UVa-Wise history majors to present papers
majors from The University of Virginia’s College at Wise will travel to
Christopher Newport University on March 23 to present papers at the annual Phi
Alpha Theta Conference.
Childress, a resident of Appalachia, will present a paper on “Medieval
Ethiopian Slavery and Medieval English Serfdom.”
In her paper,
Childress compares and contrasts the systems of human bondage in medieval
Ethiopia and medieval England. She contends that Ethiopian slavery was
justified under the Fetha Nagast, a law code based on the Bible, Roman law and
Byzantine law. The Fetha Nagast justified slavery on religious grounds and
established religious boundaries on the Ethiopian slave trade.
Donlevy, a resident of Virginia Beach, will present a paper on “Capitalism

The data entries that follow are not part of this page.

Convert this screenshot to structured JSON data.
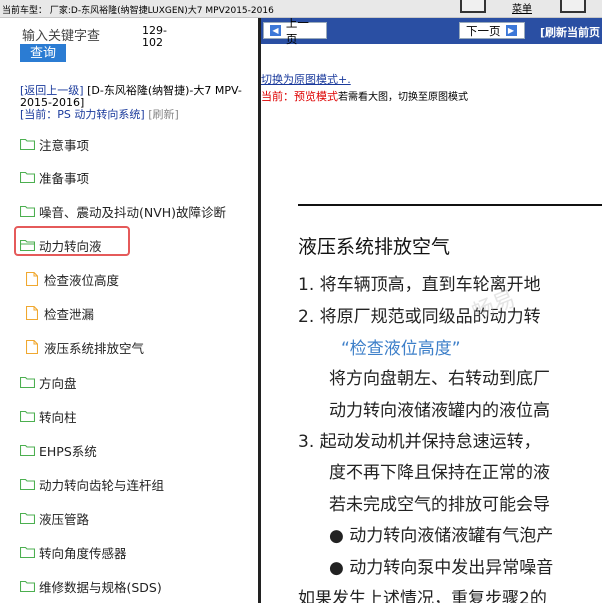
{
  "topbar": {
    "car_text": "当前车型： 厂家:D-东风裕隆(纳智捷LUXGEN)大7 MPV2015-2016",
    "menu_label": "菜单"
  },
  "search": {
    "label": "输入关键字查",
    "count_top": "129-",
    "count_bottom": "102",
    "button": "查询"
  },
  "nav": {
    "back": "[返回上一级]",
    "model": "[D-东风裕隆(纳智捷)-大7 MPV-2015-2016]",
    "current": "[当前：PS 动力转向系统]",
    "refresh": "[刷新]"
  },
  "tree": [
    {
      "label": "注意事项",
      "type": "folder"
    },
    {
      "label": "准备事项",
      "type": "folder"
    },
    {
      "label": "噪音、震动及抖动(NVH)故障诊断",
      "type": "folder"
    },
    {
      "label": "动力转向液",
      "type": "folder-open"
    },
    {
      "label": "检查液位高度",
      "type": "doc"
    },
    {
      "label": "检查泄漏",
      "type": "doc"
    },
    {
      "label": "液压系统排放空气",
      "type": "doc"
    },
    {
      "label": "方向盘",
      "type": "folder"
    },
    {
      "label": "转向柱",
      "type": "folder"
    },
    {
      "label": "EHPS系统",
      "type": "folder"
    },
    {
      "label": "动力转向齿轮与连杆组",
      "type": "folder"
    },
    {
      "label": "液压管路",
      "type": "folder"
    },
    {
      "label": "转向角度传感器",
      "type": "folder"
    },
    {
      "label": "维修数据与规格(SDS)",
      "type": "folder"
    }
  ],
  "right": {
    "prev_page": "上一页",
    "next_page": "下一页",
    "refresh_current": "[刷新当前页",
    "switch_link": "切换为原图模式+.",
    "preview_prefix": "当前：预览模式",
    "preview_suffix": "若需看大图，切换至原图模式"
  },
  "document": {
    "title": "液压系统排放空气",
    "lines": [
      {
        "text": "1.  将车辆顶高，直到车轮离开地",
        "style": "normal"
      },
      {
        "text": "2.  将原厂规范或同级品的动力转",
        "style": "normal"
      },
      {
        "text": "“检查液位高度”",
        "style": "blue"
      },
      {
        "text": "将方向盘朝左、右转动到底厂",
        "style": "normal"
      },
      {
        "text": "动力转向液储液罐内的液位高",
        "style": "normal"
      },
      {
        "text": "3.  起动发动机并保持怠速运转，",
        "style": "normal"
      },
      {
        "text": "度不再下降且保持在正常的液",
        "style": "normal"
      },
      {
        "text": "若未完成空气的排放可能会导",
        "style": "normal"
      },
      {
        "text": "●   动力转向液储液罐有气泡产",
        "style": "normal"
      },
      {
        "text": "●   动力转向泵中发出异常噪音",
        "style": "normal"
      },
      {
        "text": "如果发生上述情况，重复步骤2的",
        "style": "normal"
      }
    ]
  },
  "colors": {
    "accent": "#2a4fa3",
    "button": "#2b7cd3",
    "highlight": "#e55a5a",
    "link": "#1a3a9c"
  }
}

and Cowrie Shells: A Historiographical Analysis of the Underdevelopment Theory.”
paper will address the various arguments regarding the economic impact that the
Transatlantic Slave Trade had on the economic development of Western Africa. To
better clarify the arguments of various historians, he focuses on two main
points of contention. The first concerns what has been termed the “dependency
theory,” or the “underdeveloped thesis.” The second aspect of Donlevy’s paper
addresses the social and political implications of the Transatlantic Slave
Trade on Western Africa.
Mullins, a Midlothian resident, will present a paper entitled "Cherish
This Independence: Tito, Yugoslavia, and Non-Alignment.”
In his paper, Mullins contends that Josip Broz Tito’s persistent independent personality and pragmatism allowed Tito to become a leading figure in the Non-Aligned Movement’s development in order to secure Yugoslavia’s international position and his own domestic credibility. Tito’s vision for non-alignment grew from his split with Joseph Stalin directly after World War II.